Alabo Prof. Dagogo Fubara

Jega alone cannot do the miracle Nigerians are expecting. We do have an adage that if the head of the stream is destroyed then the rest of the stream is bad. So a head who in the past has commitment to the philosophy of good leadership and fashion to doing what is right; if he can carry that to INEC then he will be a good leader. But having gotten a good leader to make him work to meet our expectation,  forget that we don’t have an accurate censors, we need a reliable voter register so that people can vote and their vote will be counted. Then we need Nigerians, to desire that enough is enough, “I will not take bribe to vote for anybody. I will want to serve as presiding officer, a polling agent or office who will not be bribed. That as a citizen, I will not wait for anybody to give me rice and salt to induce me to vote”. Because it is his money he used to buy the rice and salt, and the greed in him will make, when gets to office, to recover the money he used to buy the rice and salt. He not only recovers that but he will recover more than enough to buy the next rice and salt. So Jega, as a leader cannot do the miracle. I am glad the President appointed him but there are a number of other things that must be done for him to succeed. The political parties must begin to stand for something. What is the mission statement or vision of any political party in Nigeria which aggregates those who believe in that to go there? I don’t see it.  They should begin this internal democracy where even among themselves they freely allow people who are capable to be voted for by themselves.  If they present good candidate, the candidate doesn’t need to bride anybody to vote for him.

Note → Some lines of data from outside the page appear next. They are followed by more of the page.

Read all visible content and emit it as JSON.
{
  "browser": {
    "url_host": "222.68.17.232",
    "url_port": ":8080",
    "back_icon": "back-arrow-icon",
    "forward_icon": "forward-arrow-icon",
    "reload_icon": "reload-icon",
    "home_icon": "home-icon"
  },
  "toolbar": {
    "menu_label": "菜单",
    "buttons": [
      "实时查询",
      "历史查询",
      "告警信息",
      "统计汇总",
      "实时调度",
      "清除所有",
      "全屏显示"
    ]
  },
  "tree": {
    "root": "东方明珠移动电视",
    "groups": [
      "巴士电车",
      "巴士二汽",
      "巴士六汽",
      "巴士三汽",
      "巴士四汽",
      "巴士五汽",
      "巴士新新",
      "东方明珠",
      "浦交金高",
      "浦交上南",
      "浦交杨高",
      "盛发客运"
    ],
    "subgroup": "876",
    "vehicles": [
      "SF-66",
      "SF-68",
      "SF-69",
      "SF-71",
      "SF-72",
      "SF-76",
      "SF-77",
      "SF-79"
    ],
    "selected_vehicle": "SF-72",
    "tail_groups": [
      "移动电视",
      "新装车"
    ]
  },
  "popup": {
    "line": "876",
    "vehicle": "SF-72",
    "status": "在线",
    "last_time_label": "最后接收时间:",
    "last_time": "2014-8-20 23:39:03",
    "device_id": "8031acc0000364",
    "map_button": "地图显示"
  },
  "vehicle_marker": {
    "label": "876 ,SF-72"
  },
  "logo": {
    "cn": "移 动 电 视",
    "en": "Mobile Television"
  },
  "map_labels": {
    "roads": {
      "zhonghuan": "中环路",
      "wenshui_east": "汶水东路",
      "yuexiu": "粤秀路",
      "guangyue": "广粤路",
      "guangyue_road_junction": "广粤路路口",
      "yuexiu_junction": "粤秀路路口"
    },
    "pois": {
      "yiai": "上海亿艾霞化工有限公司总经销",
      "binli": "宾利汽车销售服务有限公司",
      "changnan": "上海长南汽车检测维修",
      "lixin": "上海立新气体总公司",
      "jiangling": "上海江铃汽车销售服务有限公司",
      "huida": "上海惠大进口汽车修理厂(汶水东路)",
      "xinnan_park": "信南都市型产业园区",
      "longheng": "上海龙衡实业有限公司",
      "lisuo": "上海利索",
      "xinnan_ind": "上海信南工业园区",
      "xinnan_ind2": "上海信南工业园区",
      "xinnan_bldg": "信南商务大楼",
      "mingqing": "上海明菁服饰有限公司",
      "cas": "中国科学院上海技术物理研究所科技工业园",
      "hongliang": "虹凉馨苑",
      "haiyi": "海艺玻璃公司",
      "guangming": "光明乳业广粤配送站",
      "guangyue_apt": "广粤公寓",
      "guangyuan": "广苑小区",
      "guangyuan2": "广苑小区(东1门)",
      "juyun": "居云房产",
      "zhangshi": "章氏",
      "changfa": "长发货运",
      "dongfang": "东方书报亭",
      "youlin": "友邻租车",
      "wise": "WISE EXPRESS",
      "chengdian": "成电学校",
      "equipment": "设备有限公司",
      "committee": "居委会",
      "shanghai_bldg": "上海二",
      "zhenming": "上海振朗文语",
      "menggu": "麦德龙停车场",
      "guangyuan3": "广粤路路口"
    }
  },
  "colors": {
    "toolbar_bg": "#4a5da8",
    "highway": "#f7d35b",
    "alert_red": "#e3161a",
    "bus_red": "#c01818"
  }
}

Squ Ldr. N.E. Ordu-Obuah (Rtd.)

Jega as every other Nigerian has a stake in Nigeria. If we give him a chance, without writing him off completely, he might just be the umpire we are looking for. But it is very important for us to know, what kind of working document does he have? Has he been empowered enough to take a decision without having being encumbered from outside? How is he getting funding? Does he have an independent purse? Or does he depend on funding from somewhere? Because it is a common saying  that he who pays the piper dictates the tune. To me, it is not just the tune, he that pays the piper dictates the dancing steps, the venue and the spectators that will watch. My reservations about the person, Jega, is that while Iwu was the Chairman he was a consultant with INEC and I also know that he deputised for Iwu once in ASUU. So if you look at it from that angle, you will be looking different fingers of the same hand. I think that Jega as an individual has the responsibility to do what is  right so that history can justify him being a Nigerian.

Chief Patrick E. Oboh, MD/CEO, Pobeck Tech. Services Ltd.

I recall the development in the refinery. For a long time Nigeria’s refineries were not working because of the process. When the process or procedure is faulty no matter the man at the helm of affairs, it is going to be faulted. If he doesn’t fault himself, the process will fault him. In the refinery, big operation like that, the approval authority of the managing director is so limited that for so many things he had to go to Abuja to get clearance. And a producing factory where you have a lot of equipment turning, there are things that require immediate attention. So if you have a responsibility without the necessary authority then the system is already going to fault you. Does he have the process or does the procedure make it clear for him to succeed in his job? Does the law back him up; does it truly give him independent. Judging from what has been said of his antecedent, he is a candidate that is qualified to do the job. And everybody is happy about that. And I hope he has the relevant authority. There is an authority you need to operate. If you need to recruit a staff and you don’t have the authority, to the extent you have delay, you are going to fail to that extent. If the system doesn’t give you that authority that you require to conduct your assignment then you are on a way to failure. If he is truly independent and every thing that he needs to succeed is in place, then we will  be judged by what he was suppose to do he did not do or what he was not suppose to do and he did. We want to see the process and procedure well published, it shouldn’t be shroulded in secrecy.